28/52 – Adventure
My in-laws gave us some money at Christmas and very expressly indicated that this cash injection was to be invested in our wants. Their gift wasn’t to be applied to debt or to be used to pay down our mortgage. The only instructions we were given was that we were to do something frivolous with it.
We weren’t entirely wonton. We saved a portion of it. And with the other half, we bought a canoe.
I’m not sure that most people would consider a canoe frivolous. It’s definitely not a need, but when you think of the word “frivolous” a canoe is certainly not the first thing that would comes to mind.
Otto and I have been together for 10 years now. We fancy ourselves, very loosely of course, as outdoor people. We like to swap stories of wilderness adventures that we had before our lives became entwined. But all we’ve managed to eek out since is car camping trips.
Admittedly, we have kids. Car camping + kids = the best kind of camping I can sanely manage.
The big kids have done interior canoe trips with their summer camps. They claim that they’re accomplished in the canoe. We headed out with them on a lake a few years back, on an admittedly windy day, and their paddling skills weren’t really on par with they thought their paddling skills were. I knew it would be a few years before I could take either of them in a canoe and maintain my sanity.
And with the arrival of the Doodle, well any family back country camping was put on the back burner for a few years.
But last summer, as we took our annual labour day car camping trip to Charleston Lake, we realized that we have a baby who loves sleeping in tents. We also have a toddler who prefers to be outdoors as much as possible. Actually, now that she can open the front door, she just tells us that she wants to go outside and regardless of whether we say yes or no, out the door she goes!
We’ve always wanted a canoe, we’ve always wanted to get to interior camping trips in the wilderness, and we thought that purchasing a canoe at this point in time in our life was pretty frivolous.
Our canoe is red. It’s an ultra light kevlar prospector canoe. It only weighs 48 pounds or so. It’s lovely. And it’s a tripping canoe.

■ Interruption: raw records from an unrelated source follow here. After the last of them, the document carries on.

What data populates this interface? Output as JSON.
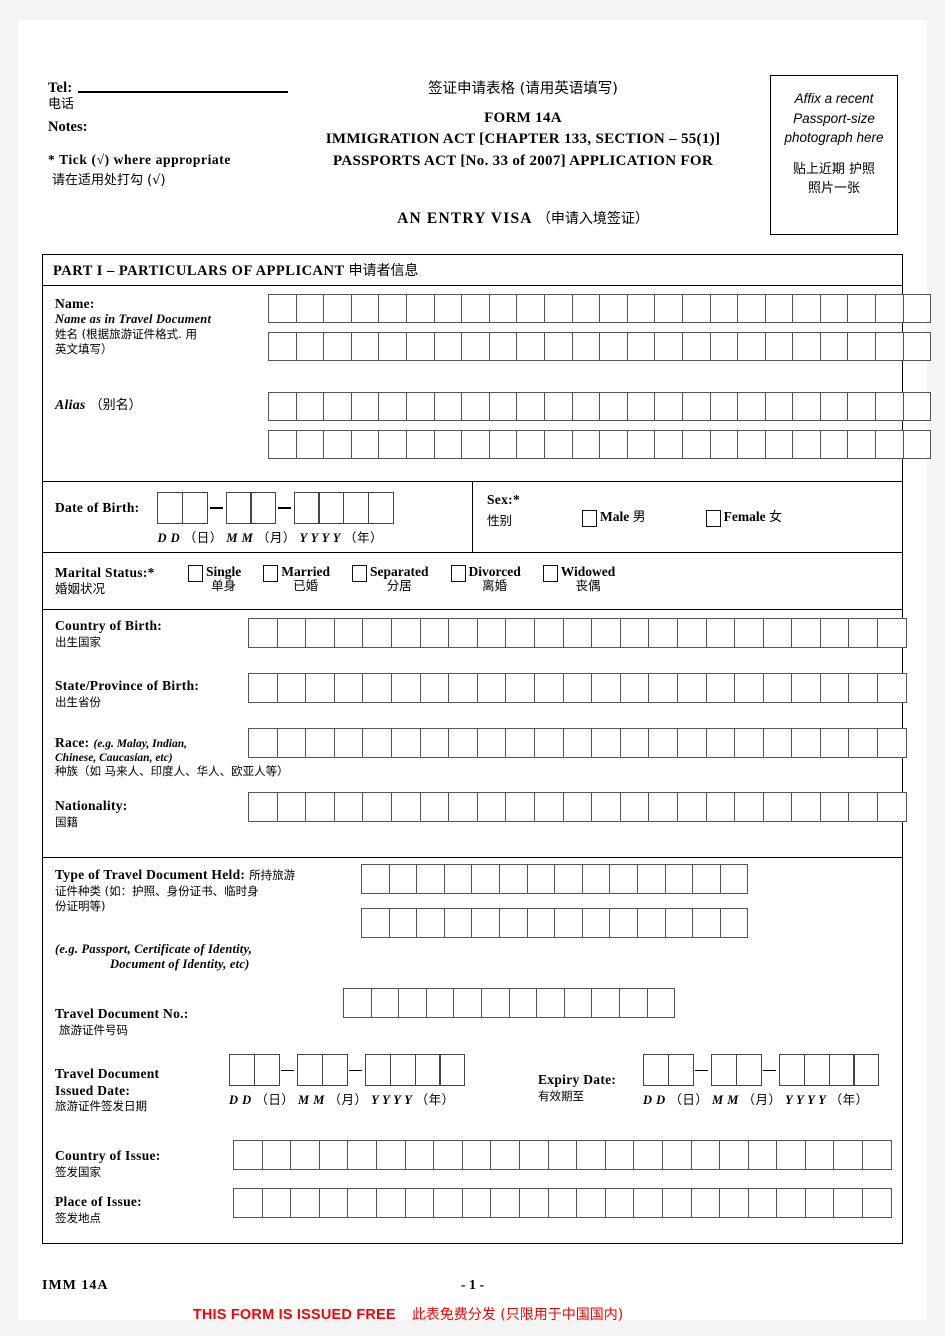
{
  "header": {
    "tel_label": "Tel:",
    "tel_label_cn": "电话",
    "notes_label": "Notes:",
    "tick_en": "* Tick (√) where appropriate",
    "tick_cn": "请在适用处打勾 (√)",
    "title_cn": "签证申请表格 (请用英语填写)",
    "form_no": "FORM 14A",
    "act_line1": "IMMIGRATION ACT [CHAPTER 133, SECTION – 55(1)]",
    "act_line2": "PASSPORTS ACT [No. 33 of 2007] APPLICATION FOR",
    "visa_en": "AN ENTRY VISA",
    "visa_cn": "（申请入境签证）",
    "photo_en": "Affix a recent Passport-size photograph here",
    "photo_cn_line1": "贴上近期 护照",
    "photo_cn_line2": "照片一张"
  },
  "part1": {
    "title_en": "PART I – PARTICULARS OF APPLICANT",
    "title_cn": "申请者信息",
    "name": {
      "label": "Name:",
      "sub_en": "Name as in Travel Document",
      "sub_cn_line1": "姓名 (根据旅游证件格式. 用",
      "sub_cn_line2": "英文填写）",
      "boxes_per_row": 24,
      "rows": 2
    },
    "alias": {
      "label_en": "Alias",
      "label_cn": "（别名）",
      "boxes_per_row": 24,
      "rows": 2
    },
    "dob": {
      "label": "Date of Birth:",
      "dd_boxes": 2,
      "mm_boxes": 2,
      "yyyy_boxes": 4,
      "legend_dd": "D D",
      "legend_dd_cn": "（日）",
      "legend_mm": "M M",
      "legend_mm_cn": "（月）",
      "legend_yyyy": "Y Y Y Y",
      "legend_yyyy_cn": "（年）"
    },
    "sex": {
      "label": "Sex:*",
      "label_cn": "性别",
      "options": [
        {
          "en": "Male",
          "cn": "男"
        },
        {
          "en": "Female",
          "cn": "女"
        }
      ]
    },
    "marital": {
      "label": "Marital Status:*",
      "label_cn": "婚姻状况",
      "options": [
        {
          "en": "Single",
          "cn": "单身"
        },
        {
          "en": "Married",
          "cn": "已婚"
        },
        {
          "en": "Separated",
          "cn": "分居"
        },
        {
          "en": "Divorced",
          "cn": "离婚"
        },
        {
          "en": "Widowed",
          "cn": "丧偶"
        }
      ]
    },
    "country_of_birth": {
      "label": "Country of Birth:",
      "label_cn": "出生国家",
      "boxes": 23
    },
    "state_of_birth": {
      "label": "State/Province of Birth:",
      "label_cn": "出生省份",
      "boxes": 23
    },
    "race": {
      "label": "Race:",
      "label_eg": "(e.g. Malay, Indian,",
      "label_eg2": "Chinese, Caucasian, etc)",
      "label_cn": "种族（如 马来人、印度人、华人、欧亚人等）",
      "boxes": 23
    },
    "nationality": {
      "label": "Nationality:",
      "label_cn": "国籍",
      "boxes": 23
    },
    "travel_doc_type": {
      "label": "Type of Travel Document Held:",
      "label_cn1": "所持旅游",
      "label_cn2": "证件种类 (如：护照、身份证书、临时身",
      "label_cn3": "份证明等)",
      "eg_line1": "(e.g.  Passport, Certificate of Identity,",
      "eg_line2": "Document of Identity, etc)",
      "boxes_per_row": 14,
      "rows": 2
    },
    "travel_doc_no": {
      "label": "Travel Document No.:",
      "label_cn": "旅游证件号码",
      "boxes": 12
    },
    "issued_date": {
      "label_line1": "Travel Document",
      "label_line2": "Issued Date:",
      "label_cn": "旅游证件签发日期",
      "legend_dd": "D D",
      "legend_dd_cn": "（日）",
      "legend_mm": "M M",
      "legend_mm_cn": "（月）",
      "legend_yyyy": "Y Y Y Y",
      "legend_yyyy_cn": "（年）"
    },
    "expiry_date": {
      "label": "Expiry Date:",
      "label_cn": "有效期至",
      "legend_dd": "D D",
      "legend_dd_cn": "（日）",
      "legend_mm": "M M",
      "legend_mm_cn": "（月）",
      "legend_yyyy": "Y Y Y Y",
      "legend_yyyy_cn": "（年）"
    },
    "country_of_issue": {
      "label": "Country of Issue:",
      "label_cn": "签发国家",
      "boxes": 23
    },
    "place_of_issue": {
      "label": "Place of Issue:",
      "label_cn": "签发地点",
      "boxes": 23
    }
  },
  "footer": {
    "form_code": "IMM  14A",
    "page_number": "- 1 -",
    "free_en": "THIS FORM IS ISSUED FREE",
    "free_cn": "此表免费分发 (只限用于中国国内)",
    "free_color": "#ff0000"
  }
}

With Bubaloo at summer camp, and Bella working, we ventured off as a family of three into the backwoods of Algonquin Park for a long-weekend canoe trip.
As far as canoe trips go, this one was pretty simple. We intentionally booked a trip without a portage. Actually, we just took a short hour-long paddle to our campsite. We wanted to be able to leave as quickly as possible should it turn out that the Doodle couldn’t manage the back woods.
As it turns out, the Doodle loves canoe tripping!
Paddling the canoe, fishing, sleeping in a tent, making a fire and roasting lots of marshmallows. She loved swimming naked in the lake, sitting perched in the stern of the canoe while I paddled behind her (and Otto sterned the boat), and swinging in the hammock with me. She loves her life jacket and the little stash of smarties we packed her that she would hoard them in her sweater pocket.
The Doodle loved walking around our island campsite in the carrier and taking trips to explore the thunder box (which she never used). She was a trooper when it came to dealing with the mosquitoes and horse flies, and even the very loud bull frog which took up residence at the edge of the lake right in front of our tent. We saw a dead moose in the water and she still talks about it till this day.
We all took long, glorious, mid-day naps, and curled up together in the tent as the sun went to sleep and the stars came out to play.
There were only two campsites on the island, and these were the only two sites at this end of the lake, so we saw very few people. It was as close to being in the wilderness alone that you can get with a toddler.
I’m so glad we stretched ourselves and got back to our roots. And I’m so glad that we have a child made for outdoor adventure.